[Stored entries]
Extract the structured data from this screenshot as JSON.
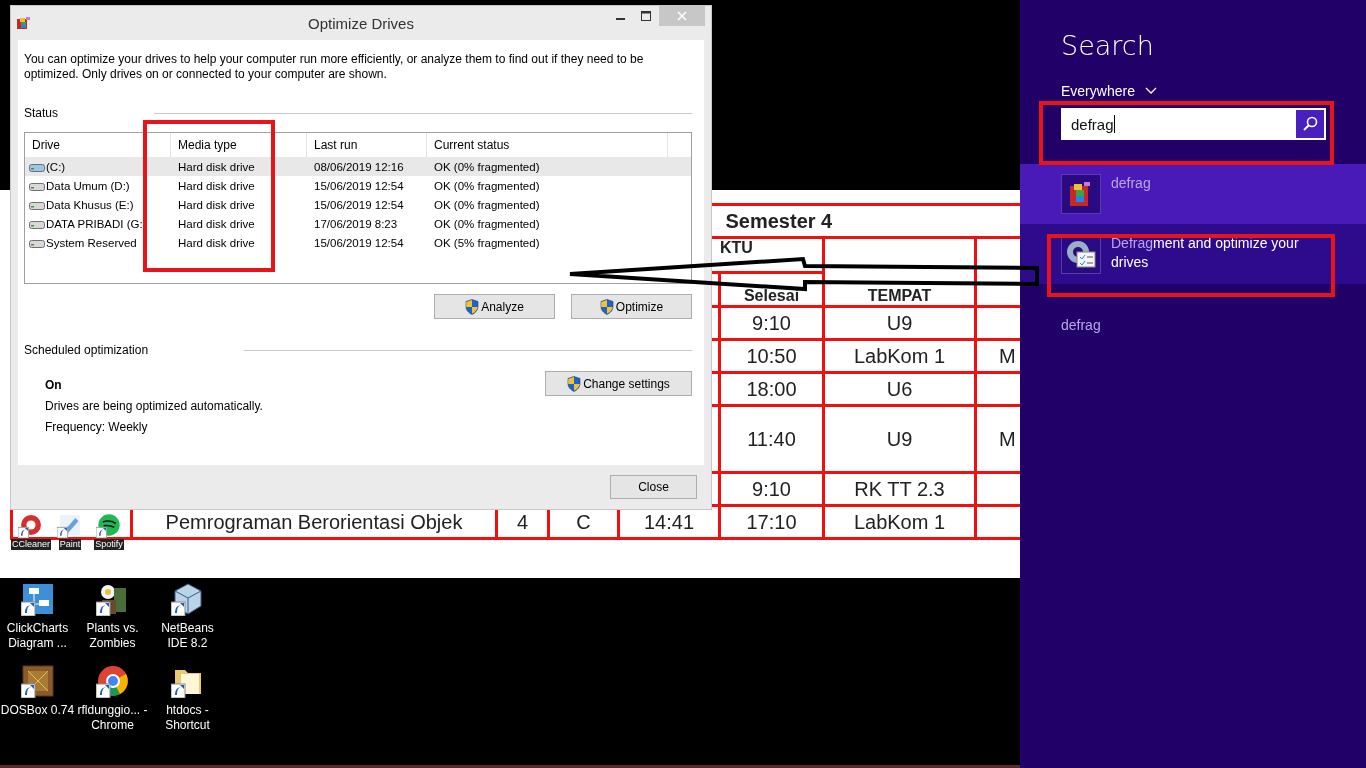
{
  "spreadsheet": {
    "title": "Semester 4",
    "header": {
      "waktu_part": "KTU",
      "selesai": "Selesai",
      "tempat": "TEMPAT"
    },
    "rows": [
      {
        "selesai": "9:10",
        "tempat": "U9",
        "tall": false
      },
      {
        "selesai": "10:50",
        "tempat": "LabKom 1",
        "column_8": "M",
        "tall": false
      },
      {
        "selesai": "18:00",
        "tempat": "U6",
        "tall": false
      },
      {
        "selesai": "11:40",
        "tempat": "U9",
        "column_8": "M",
        "tall": true
      },
      {
        "selesai": "9:10",
        "tempat": "RK TT 2.3",
        "tall": false
      }
    ],
    "last_row": {
      "course": "Pemrograman Berorientasi Objek",
      "column_3": "4",
      "column_4": "C",
      "mulai": "14:41",
      "selesai": "17:10",
      "tempat": "LabKom 1"
    }
  },
  "overlapped_icons": [
    {
      "label": "CCleaner",
      "kind": "ccleaner"
    },
    {
      "label": "Paint",
      "kind": "paint"
    },
    {
      "label": "Spotify",
      "kind": "spotify"
    }
  ],
  "desktop_icons": [
    {
      "label": "ClickCharts Diagram ...",
      "kind": "chart"
    },
    {
      "label": "Plants vs. Zombies",
      "kind": "game"
    },
    {
      "label": "NetBeans IDE 8.2",
      "kind": "cube"
    },
    {
      "label": "DOSBox 0.74",
      "kind": "box"
    },
    {
      "label": "rfldunggio... - Chrome",
      "kind": "chrome"
    },
    {
      "label": "htdocs - Shortcut",
      "kind": "folder"
    }
  ],
  "dialog": {
    "title": "Optimize Drives",
    "intro": "You can optimize your drives to help your computer run more efficiently, or analyze them to find out if they need to be optimized. Only drives on or connected to your computer are shown.",
    "status_label": "Status",
    "columns": [
      "Drive",
      "Media type",
      "Last run",
      "Current status"
    ],
    "drives": [
      {
        "drive": "(C:)",
        "media": "Hard disk drive",
        "last_run": "08/06/2019 12:16",
        "status": "OK (0% fragmented)",
        "selected": true,
        "kind": "system"
      },
      {
        "drive": "Data Umum (D:)",
        "media": "Hard disk drive",
        "last_run": "15/06/2019 12:54",
        "status": "OK (0% fragmented)",
        "selected": false,
        "kind": "disk"
      },
      {
        "drive": "Data Khusus (E:)",
        "media": "Hard disk drive",
        "last_run": "15/06/2019 12:54",
        "status": "OK (0% fragmented)",
        "selected": false,
        "kind": "disk"
      },
      {
        "drive": "DATA PRIBADI (G:",
        "media": "Hard disk drive",
        "last_run": "17/06/2019 8:23",
        "status": "OK (0% fragmented)",
        "selected": false,
        "kind": "disk"
      },
      {
        "drive": "System Reserved",
        "media": "Hard disk drive",
        "last_run": "15/06/2019 12:54",
        "status": "OK (5% fragmented)",
        "selected": false,
        "kind": "disk"
      }
    ],
    "buttons": [
      "Analyze",
      "Optimize"
    ],
    "scheduled_label": "Scheduled optimization",
    "schedule_state": "On",
    "schedule_text": "Drives are being optimized automatically.",
    "frequency": "Frequency: Weekly",
    "change_button": "Change settings",
    "close_button": "Close"
  },
  "search_pane": {
    "title": "Search",
    "scope": "Everywhere",
    "query": "defrag",
    "results": [
      {
        "matched": "defrag",
        "selected": true,
        "kind": "defrag"
      },
      {
        "matched": "Defrag",
        "rest": "ment and optimize your drives",
        "selected": false,
        "kind": "settings"
      }
    ],
    "suggestions": [
      "defrag"
    ]
  }
}
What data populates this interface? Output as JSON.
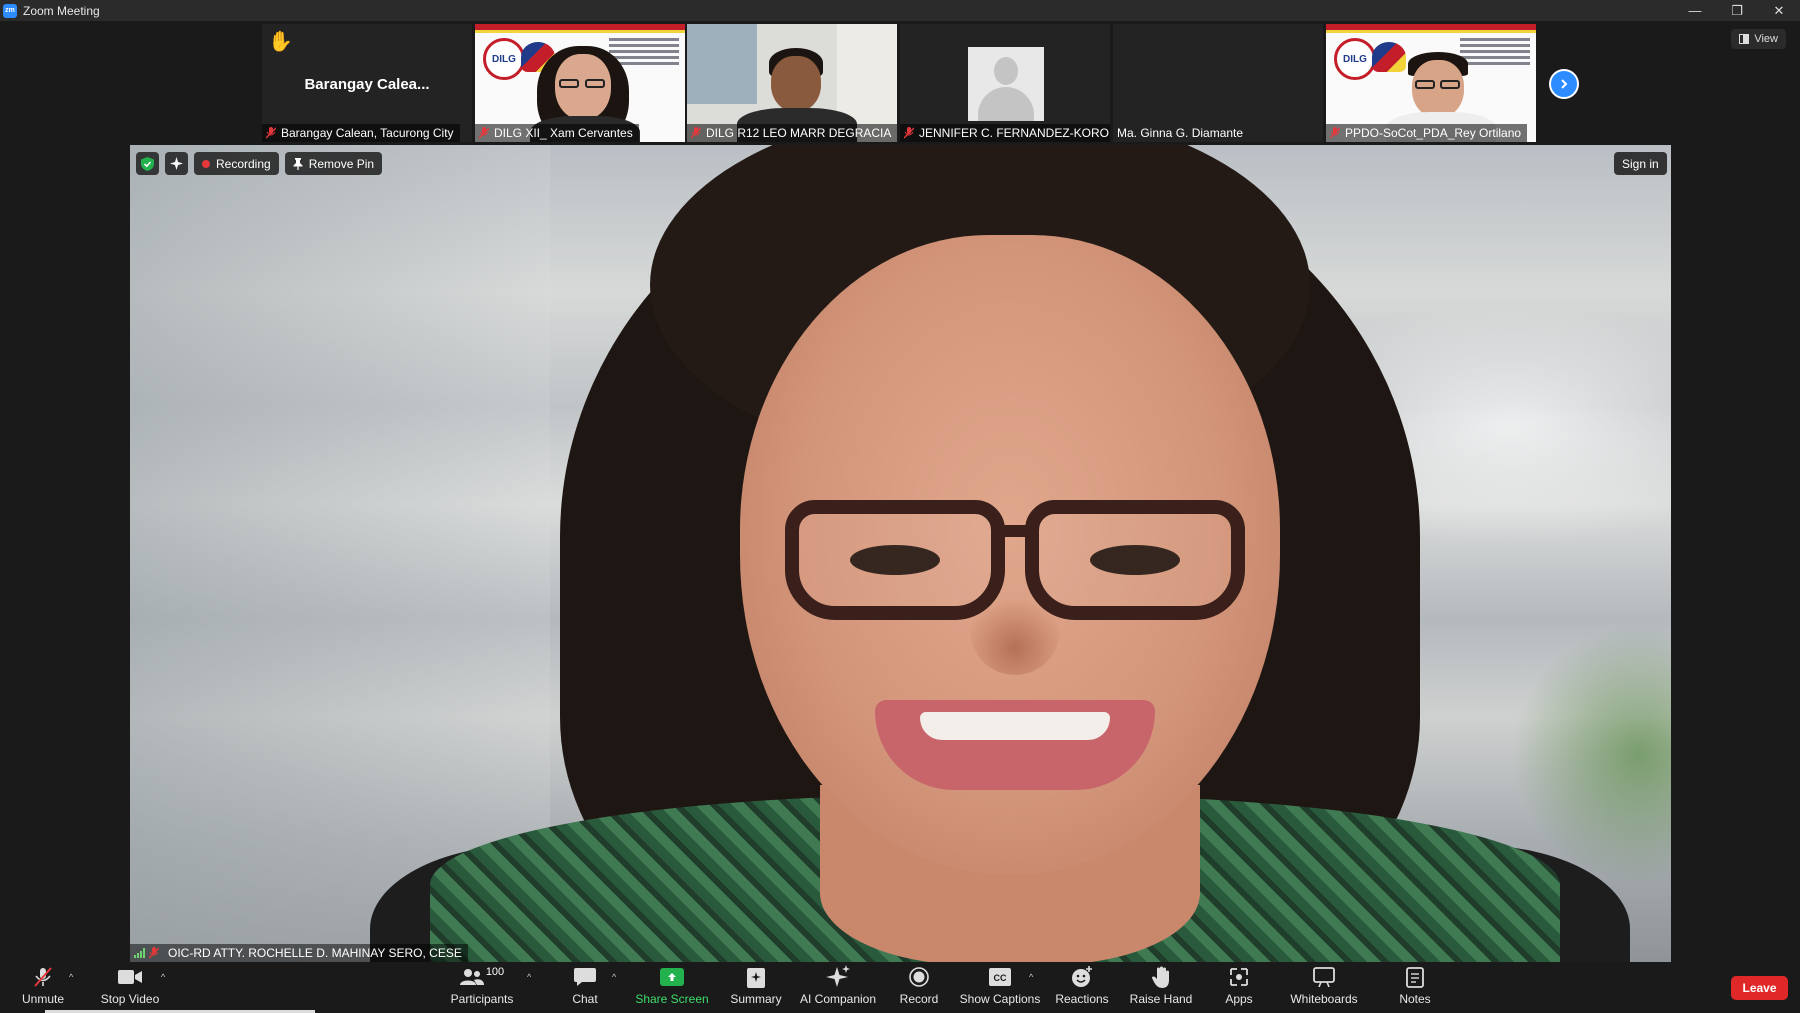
{
  "window": {
    "title": "Zoom Meeting",
    "logo_text": "zm",
    "controls": {
      "minimize": "—",
      "restore": "❐",
      "close": "✕"
    }
  },
  "view_button": {
    "label": "View"
  },
  "gallery": {
    "tiles": [
      {
        "name": "Barangay Calean, Tacurong City",
        "center_label": "Barangay  Calea...",
        "raised_hand": "✋"
      },
      {
        "name": "DILG XII_ Xam Cervantes",
        "logo": "DILG"
      },
      {
        "name": "DILG R12 LEO MARR DEGRACIA"
      },
      {
        "name": "JENNIFER C. FERNANDEZ-KORO..."
      },
      {
        "name": "Ma. Ginna G. Diamante"
      },
      {
        "name": "PPDO-SoCot_PDA_Rey Ortilano",
        "logo": "DILG"
      }
    ]
  },
  "main_video": {
    "recording_label": "Recording",
    "remove_pin_label": "Remove Pin",
    "sign_in_label": "Sign in",
    "speaker_name": "OIC-RD ATTY. ROCHELLE D. MAHINAY SERO, CESE"
  },
  "toolbar": {
    "unmute": "Unmute",
    "stop_video": "Stop Video",
    "participants": "Participants",
    "participants_count": "100",
    "chat": "Chat",
    "share_screen": "Share Screen",
    "summary": "Summary",
    "ai_companion": "AI Companion",
    "record": "Record",
    "show_captions": "Show Captions",
    "captions_icon": "CC",
    "reactions": "Reactions",
    "raise_hand": "Raise Hand",
    "apps": "Apps",
    "whiteboards": "Whiteboards",
    "notes": "Notes",
    "leave": "Leave"
  },
  "colors": {
    "accent_blue": "#2d8cff",
    "share_green": "#22b14c",
    "leave_red": "#e02828",
    "muted_red": "#e5383b"
  }
}
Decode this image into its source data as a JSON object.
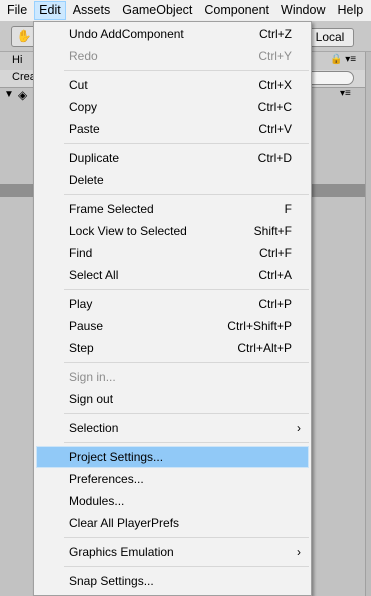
{
  "menubar": {
    "items": [
      {
        "label": "File"
      },
      {
        "label": "Edit",
        "active": true
      },
      {
        "label": "Assets"
      },
      {
        "label": "GameObject"
      },
      {
        "label": "Component"
      },
      {
        "label": "Window"
      },
      {
        "label": "Help"
      }
    ]
  },
  "editor": {
    "local_button": "Local",
    "hierarchy_tab": "Hi",
    "create_label": "Crea"
  },
  "edit_menu": {
    "items": [
      {
        "label": "Undo AddComponent",
        "shortcut": "Ctrl+Z"
      },
      {
        "label": "Redo",
        "shortcut": "Ctrl+Y",
        "disabled": true
      },
      {
        "label": "Cut",
        "shortcut": "Ctrl+X"
      },
      {
        "label": "Copy",
        "shortcut": "Ctrl+C"
      },
      {
        "label": "Paste",
        "shortcut": "Ctrl+V"
      },
      {
        "label": "Duplicate",
        "shortcut": "Ctrl+D"
      },
      {
        "label": "Delete",
        "shortcut": ""
      },
      {
        "label": "Frame Selected",
        "shortcut": "F"
      },
      {
        "label": "Lock View to Selected",
        "shortcut": "Shift+F"
      },
      {
        "label": "Find",
        "shortcut": "Ctrl+F"
      },
      {
        "label": "Select All",
        "shortcut": "Ctrl+A"
      },
      {
        "label": "Play",
        "shortcut": "Ctrl+P"
      },
      {
        "label": "Pause",
        "shortcut": "Ctrl+Shift+P"
      },
      {
        "label": "Step",
        "shortcut": "Ctrl+Alt+P"
      },
      {
        "label": "Sign in...",
        "shortcut": "",
        "disabled": true
      },
      {
        "label": "Sign out",
        "shortcut": ""
      },
      {
        "label": "Selection",
        "shortcut": "",
        "submenu": true
      },
      {
        "label": "Project Settings...",
        "shortcut": "",
        "highlighted": true
      },
      {
        "label": "Preferences...",
        "shortcut": ""
      },
      {
        "label": "Modules...",
        "shortcut": ""
      },
      {
        "label": "Clear All PlayerPrefs",
        "shortcut": ""
      },
      {
        "label": "Graphics Emulation",
        "shortcut": "",
        "submenu": true
      },
      {
        "label": "Snap Settings...",
        "shortcut": ""
      }
    ]
  }
}
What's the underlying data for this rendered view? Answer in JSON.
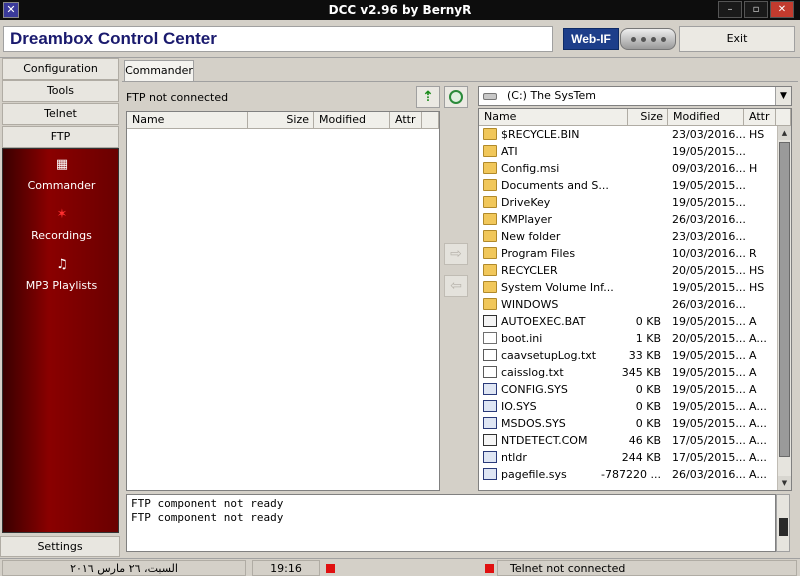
{
  "window": {
    "title": "DCC v2.96 by BernyR",
    "minimize_glyph": "–",
    "maximize_glyph": "▫",
    "close_glyph": "✕"
  },
  "header": {
    "app_name": "Dreambox Control Center",
    "webif_label": "Web-IF",
    "exit_label": "Exit"
  },
  "nav": {
    "buttons": [
      "Configuration",
      "Tools",
      "Telnet",
      "FTP"
    ],
    "items": [
      {
        "label": "Commander",
        "icon": "commander-icon"
      },
      {
        "label": "Recordings",
        "icon": "recordings-icon"
      },
      {
        "label": "MP3 Playlists",
        "icon": "mp3-playlists-icon"
      }
    ],
    "settings_label": "Settings"
  },
  "commander": {
    "tab_label": "Commander",
    "ftp_status": "FTP not connected",
    "ftp_columns": [
      "Name",
      "Size",
      "Modified",
      "Attr"
    ],
    "drive_label": "(C:)  The SysTem",
    "local_columns": [
      "Name",
      "Size",
      "Modified",
      "Attr"
    ],
    "files": [
      {
        "name": "$RECYCLE.BIN",
        "size": "",
        "modified": "23/03/2016...",
        "attr": "HS",
        "type": "folder"
      },
      {
        "name": "ATI",
        "size": "",
        "modified": "19/05/2015...",
        "attr": "",
        "type": "folder"
      },
      {
        "name": "Config.msi",
        "size": "",
        "modified": "09/03/2016...",
        "attr": "H",
        "type": "folder"
      },
      {
        "name": "Documents and S...",
        "size": "",
        "modified": "19/05/2015...",
        "attr": "",
        "type": "folder"
      },
      {
        "name": "DriveKey",
        "size": "",
        "modified": "19/05/2015...",
        "attr": "",
        "type": "folder"
      },
      {
        "name": "KMPlayer",
        "size": "",
        "modified": "26/03/2016...",
        "attr": "",
        "type": "folder"
      },
      {
        "name": "New folder",
        "size": "",
        "modified": "23/03/2016...",
        "attr": "",
        "type": "folder"
      },
      {
        "name": "Program Files",
        "size": "",
        "modified": "10/03/2016...",
        "attr": "R",
        "type": "folder"
      },
      {
        "name": "RECYCLER",
        "size": "",
        "modified": "20/05/2015...",
        "attr": "HS",
        "type": "folder"
      },
      {
        "name": "System Volume Inf...",
        "size": "",
        "modified": "19/05/2015...",
        "attr": "HS",
        "type": "folder"
      },
      {
        "name": "WINDOWS",
        "size": "",
        "modified": "26/03/2016...",
        "attr": "",
        "type": "folder"
      },
      {
        "name": "AUTOEXEC.BAT",
        "size": "0 KB",
        "modified": "19/05/2015...",
        "attr": "A",
        "type": "exec"
      },
      {
        "name": "boot.ini",
        "size": "1 KB",
        "modified": "20/05/2015...",
        "attr": "A...",
        "type": "ini"
      },
      {
        "name": "caavsetupLog.txt",
        "size": "33 KB",
        "modified": "19/05/2015...",
        "attr": "A",
        "type": "file"
      },
      {
        "name": "caisslog.txt",
        "size": "345 KB",
        "modified": "19/05/2015...",
        "attr": "A",
        "type": "file"
      },
      {
        "name": "CONFIG.SYS",
        "size": "0 KB",
        "modified": "19/05/2015...",
        "attr": "A",
        "type": "sys"
      },
      {
        "name": "IO.SYS",
        "size": "0 KB",
        "modified": "19/05/2015...",
        "attr": "A...",
        "type": "sys"
      },
      {
        "name": "MSDOS.SYS",
        "size": "0 KB",
        "modified": "19/05/2015...",
        "attr": "A...",
        "type": "sys"
      },
      {
        "name": "NTDETECT.COM",
        "size": "46 KB",
        "modified": "17/05/2015...",
        "attr": "A...",
        "type": "exec"
      },
      {
        "name": "ntldr",
        "size": "244 KB",
        "modified": "17/05/2015...",
        "attr": "A...",
        "type": "sys"
      },
      {
        "name": "pagefile.sys",
        "size": "-787220 ...",
        "modified": "26/03/2016...",
        "attr": "A...",
        "type": "sys"
      }
    ],
    "log_lines": [
      "FTP component not ready",
      "FTP component not ready"
    ]
  },
  "statusbar": {
    "date": "السبت، ٢٦ مارس ٢٠١٦",
    "time": "19:16",
    "telnet_status": "Telnet not connected",
    "status_color": "#e01010"
  },
  "colors": {
    "brand_text": "#1a1a6e",
    "nav_panel": "#7a0000",
    "titlebar": "#0d0d0d"
  }
}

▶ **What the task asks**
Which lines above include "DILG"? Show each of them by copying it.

▶ **Written reply**
        "name": "DILG XII_ Xam Cervantes",
        "logo": "DILG"
        "name": "DILG R12 LEO MARR DEGRACIA"
        "logo": "DILG"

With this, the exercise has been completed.